Website and app data records:
=== Section Start ===

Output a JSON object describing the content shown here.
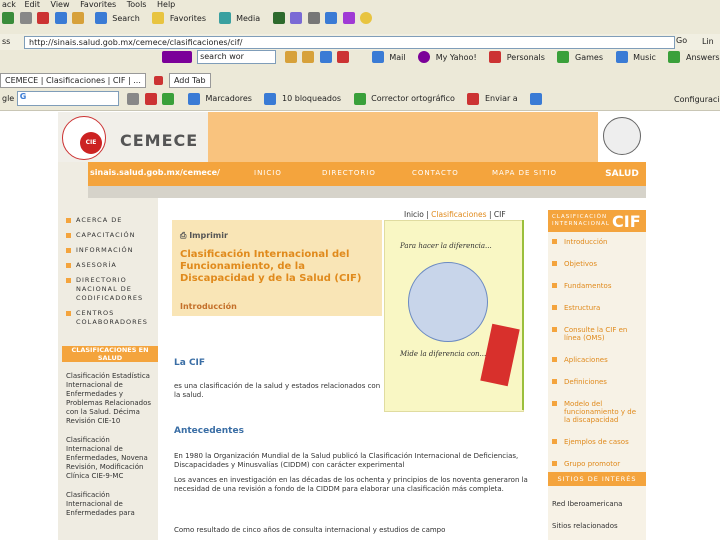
{
  "browser": {
    "menu": [
      "ack",
      "Edit",
      "View",
      "Favorites",
      "Tools",
      "Help"
    ],
    "toolbar": {
      "search": "Search",
      "favorites": "Favorites",
      "media": "Media"
    },
    "address_label": "ss",
    "address_url": "http://sinais.salud.gob.mx/cemece/clasificaciones/cif/",
    "go": "Go",
    "links": "Lin",
    "search_box": "search wor",
    "mail": "Mail",
    "myyahoo": "My Yahoo!",
    "personals": "Personals",
    "games": "Games",
    "music": "Music",
    "answers": "Answers",
    "tab_title": "CEMECE | Clasificaciones | CIF | ...",
    "add_tab": "Add Tab",
    "google_label": "gle",
    "google_g": "G",
    "marcadores": "Marcadores",
    "bloqueados": "10 bloqueados",
    "corrector": "Corrector ortográfico",
    "enviar": "Enviar a",
    "configuracion": "Configuraci"
  },
  "site": {
    "brand": "CEMECE",
    "url_prefix": "sinais.salud.gob.mx/",
    "url_bold": "cemece",
    "url_suffix": "/",
    "nav": [
      "INICIO",
      "DIRECTORIO",
      "CONTACTO",
      "MAPA DE SITIO"
    ],
    "salud": "SALUD",
    "left_menu": [
      "ACERCA DE",
      "CAPACITACIÓN",
      "INFORMACIÓN",
      "ASESORÍA",
      "DIRECTORIO NACIONAL DE CODIFICADORES",
      "CENTROS COLABORADORES"
    ],
    "clasificaciones_head": "CLASIFICACIONES EN SALUD",
    "clasificaciones": [
      "Clasificación Estadística Internacional de Enfermedades y Problemas Relacionados con la Salud. Décima Revisión CIE-10",
      "Clasificación Internacional de Enfermedades, Novena Revisión, Modificación Clínica CIE-9-MC",
      "Clasificación Internacional de Enfermedades para"
    ],
    "breadcrumb_inicio": "Inicio",
    "breadcrumb_clas": "Clasificaciones",
    "breadcrumb_cif": "CIF",
    "imprimir": "Imprimir",
    "cif_title": "Clasificación Internacional del Funcionamiento, de la Discapacidad y de la Salud (CIF)",
    "intro": "Introducción",
    "vit_caption_top": "Para hacer la diferencia...",
    "vit_caption_bottom": "Mide la diferencia con...",
    "la_cif_head": "La CIF",
    "la_cif_text": "es una clasificación de la salud y estados relacionados con la salud.",
    "antecedentes_head": "Antecedentes",
    "ant_p1": "En 1980 la Organización Mundial de la Salud publicó la Clasificación Internacional de Deficiencias, Discapacidades y Minusvalías (CIDDM) con carácter experimental",
    "ant_p2": "Los avances en investigación en las décadas de los ochenta y principios de los noventa generaron la necesidad de una revisión a fondo de la CIDDM para elaborar una clasificación más completa.",
    "ant_p3": "Como resultado de cinco años de consulta internacional y estudios de campo",
    "right_head_clas": "CLASIFICACIÓN INTERNACIONAL",
    "right_head_cif": "CIF",
    "right_menu": [
      "Introducción",
      "Objetivos",
      "Fundamentos",
      "Estructura",
      "Consulte la CIF en línea (OMS)",
      "Aplicaciones",
      "Definiciones",
      "Modelo del funcionamiento y de la discapacidad",
      "Ejemplos de casos",
      "Grupo promotor"
    ],
    "sitios_head": "SITIOS DE INTERÉS",
    "sitio1": "Red Iberoamericana",
    "sitio2": "Sitios relacionados"
  }
}
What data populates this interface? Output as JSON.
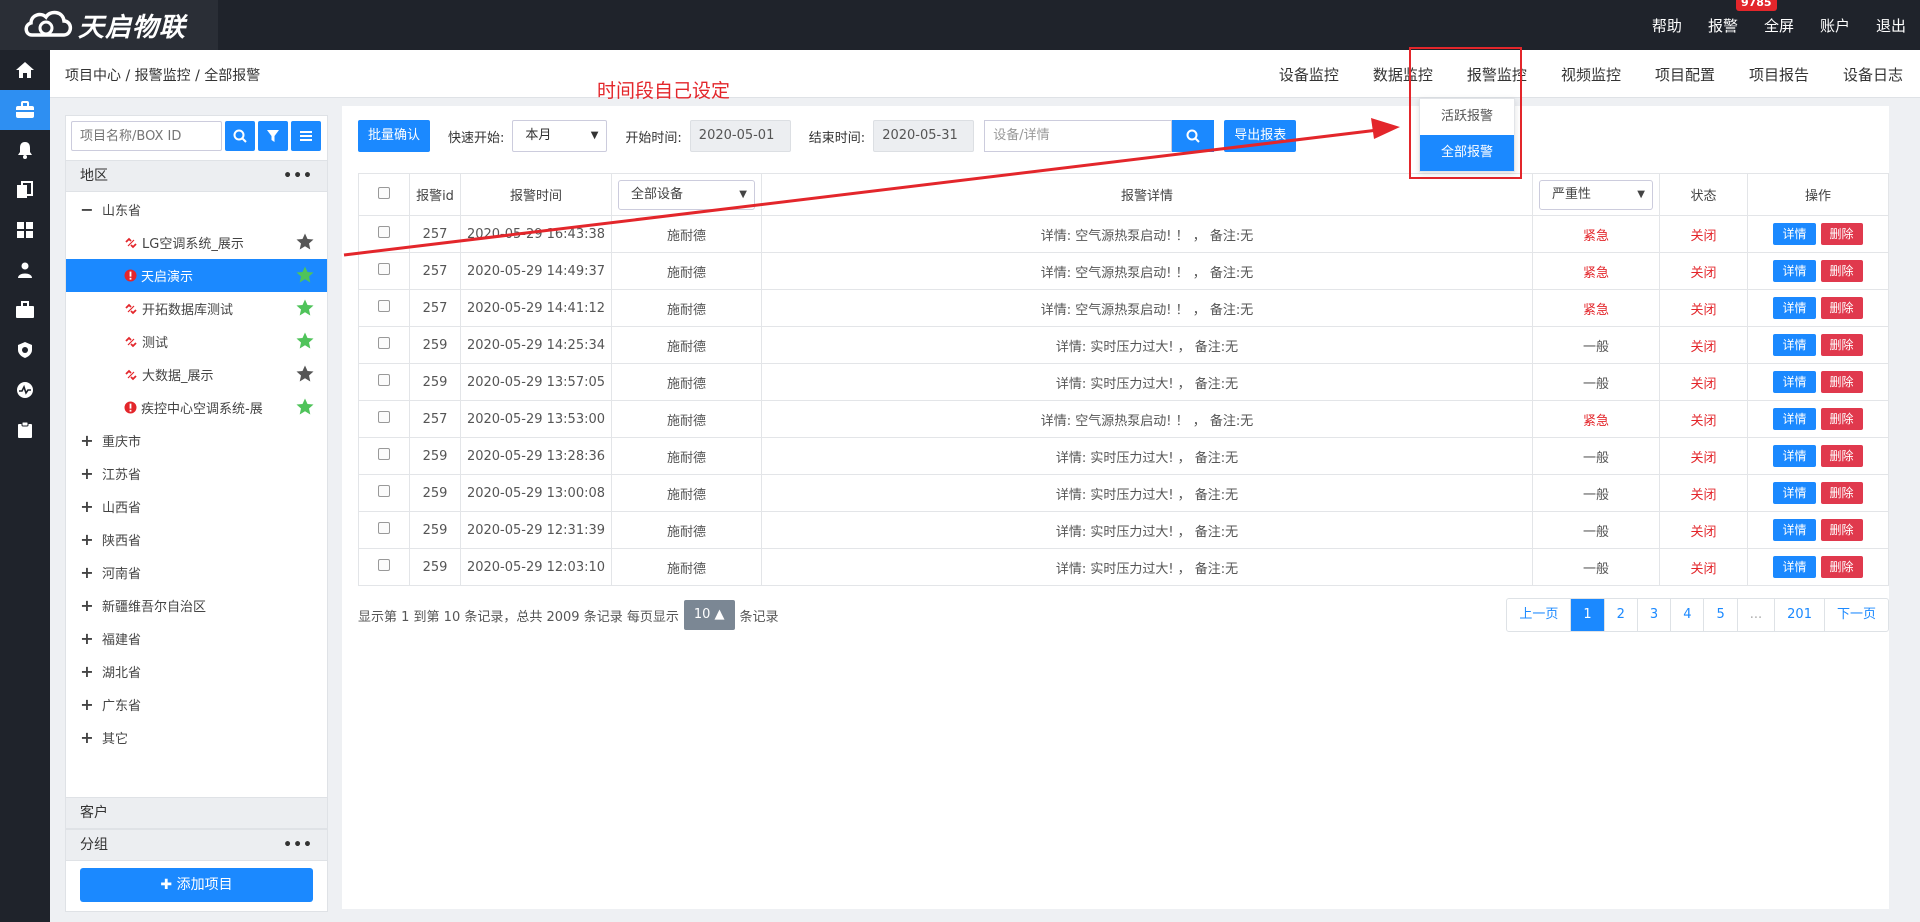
{
  "brand": {
    "logo_text": "天启物联"
  },
  "top_menu": {
    "help": "帮助",
    "alarm": "报警",
    "alarm_badge": "9785",
    "fullscreen": "全屏",
    "account": "账户",
    "logout": "退出"
  },
  "breadcrumb": "项目中心 / 报警监控 / 全部报警",
  "nav_tabs": [
    "设备监控",
    "数据监控",
    "报警监控",
    "视频监控",
    "项目配置",
    "项目报告",
    "设备日志"
  ],
  "annotation": {
    "text": "时间段自己设定",
    "color": "#e3262b"
  },
  "alarm_dropdown": {
    "items": [
      "活跃报警",
      "全部报警"
    ],
    "active": "全部报警"
  },
  "left_panel": {
    "search_placeholder": "项目名称/BOX ID",
    "region_label": "地区",
    "customer_label": "客户",
    "group_label": "分组",
    "more": "•••",
    "add_project": "添加项目",
    "tree": [
      {
        "label": "山东省",
        "expanded": true,
        "children": [
          {
            "label": "LG空调系统_展示",
            "status": "link",
            "star": "gray"
          },
          {
            "label": "天启演示",
            "status": "alert",
            "star": "green",
            "selected": true
          },
          {
            "label": "开拓数据库测试",
            "status": "link",
            "star": "green"
          },
          {
            "label": "测试",
            "status": "link",
            "star": "green"
          },
          {
            "label": "大数据_展示",
            "status": "link",
            "star": "gray"
          },
          {
            "label": "疾控中心空调系统-展",
            "status": "alert",
            "star": "green"
          }
        ]
      },
      {
        "label": "重庆市"
      },
      {
        "label": "江苏省"
      },
      {
        "label": "山西省"
      },
      {
        "label": "陕西省"
      },
      {
        "label": "河南省"
      },
      {
        "label": "新疆维吾尔自治区"
      },
      {
        "label": "福建省"
      },
      {
        "label": "湖北省"
      },
      {
        "label": "广东省"
      },
      {
        "label": "其它"
      }
    ]
  },
  "toolbar": {
    "batch_confirm": "批量确认",
    "quick_start_label": "快速开始:",
    "quick_start_value": "本月",
    "start_label": "开始时间:",
    "start_value": "2020-05-01",
    "end_label": "结束时间:",
    "end_value": "2020-05-31",
    "search_placeholder": "设备/详情",
    "export": "导出报表"
  },
  "table": {
    "headers": {
      "id": "报警id",
      "time": "报警时间",
      "device_filter": "全部设备",
      "detail": "报警详情",
      "severity_filter": "严重性",
      "status": "状态",
      "ops": "操作"
    },
    "detail_btn": "详情",
    "delete_btn": "删除",
    "rows": [
      {
        "id": "257",
        "time": "2020-05-29 16:43:38",
        "device": "施耐德",
        "detail": "详情: 空气源热泵启动! ！ ， 备注:无",
        "severity": "紧急",
        "status": "关闭"
      },
      {
        "id": "257",
        "time": "2020-05-29 14:49:37",
        "device": "施耐德",
        "detail": "详情: 空气源热泵启动! ！ ， 备注:无",
        "severity": "紧急",
        "status": "关闭"
      },
      {
        "id": "257",
        "time": "2020-05-29 14:41:12",
        "device": "施耐德",
        "detail": "详情: 空气源热泵启动! ！ ， 备注:无",
        "severity": "紧急",
        "status": "关闭"
      },
      {
        "id": "259",
        "time": "2020-05-29 14:25:34",
        "device": "施耐德",
        "detail": "详情: 实时压力过大! ， 备注:无",
        "severity": "一般",
        "status": "关闭"
      },
      {
        "id": "259",
        "time": "2020-05-29 13:57:05",
        "device": "施耐德",
        "detail": "详情: 实时压力过大! ， 备注:无",
        "severity": "一般",
        "status": "关闭"
      },
      {
        "id": "257",
        "time": "2020-05-29 13:53:00",
        "device": "施耐德",
        "detail": "详情: 空气源热泵启动! ！ ， 备注:无",
        "severity": "紧急",
        "status": "关闭"
      },
      {
        "id": "259",
        "time": "2020-05-29 13:28:36",
        "device": "施耐德",
        "detail": "详情: 实时压力过大! ， 备注:无",
        "severity": "一般",
        "status": "关闭"
      },
      {
        "id": "259",
        "time": "2020-05-29 13:00:08",
        "device": "施耐德",
        "detail": "详情: 实时压力过大! ， 备注:无",
        "severity": "一般",
        "status": "关闭"
      },
      {
        "id": "259",
        "time": "2020-05-29 12:31:39",
        "device": "施耐德",
        "detail": "详情: 实时压力过大! ， 备注:无",
        "severity": "一般",
        "status": "关闭"
      },
      {
        "id": "259",
        "time": "2020-05-29 12:03:10",
        "device": "施耐德",
        "detail": "详情: 实时压力过大! ， 备注:无",
        "severity": "一般",
        "status": "关闭"
      }
    ]
  },
  "pager": {
    "info_prefix": "显示第 1 到第 10 条记录，总共 2009 条记录 每页显示",
    "page_size": "10",
    "info_suffix": "条记录",
    "prev": "上一页",
    "pages": [
      "1",
      "2",
      "3",
      "4",
      "5",
      "...",
      "201"
    ],
    "active": "1",
    "next": "下一页"
  },
  "colors": {
    "primary": "#1b89ff",
    "danger": "#e3262b",
    "sidebar_bg": "#1f232b"
  }
}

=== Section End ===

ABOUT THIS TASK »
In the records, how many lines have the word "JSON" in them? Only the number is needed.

RESULT FOR THIS EXERCISE »
2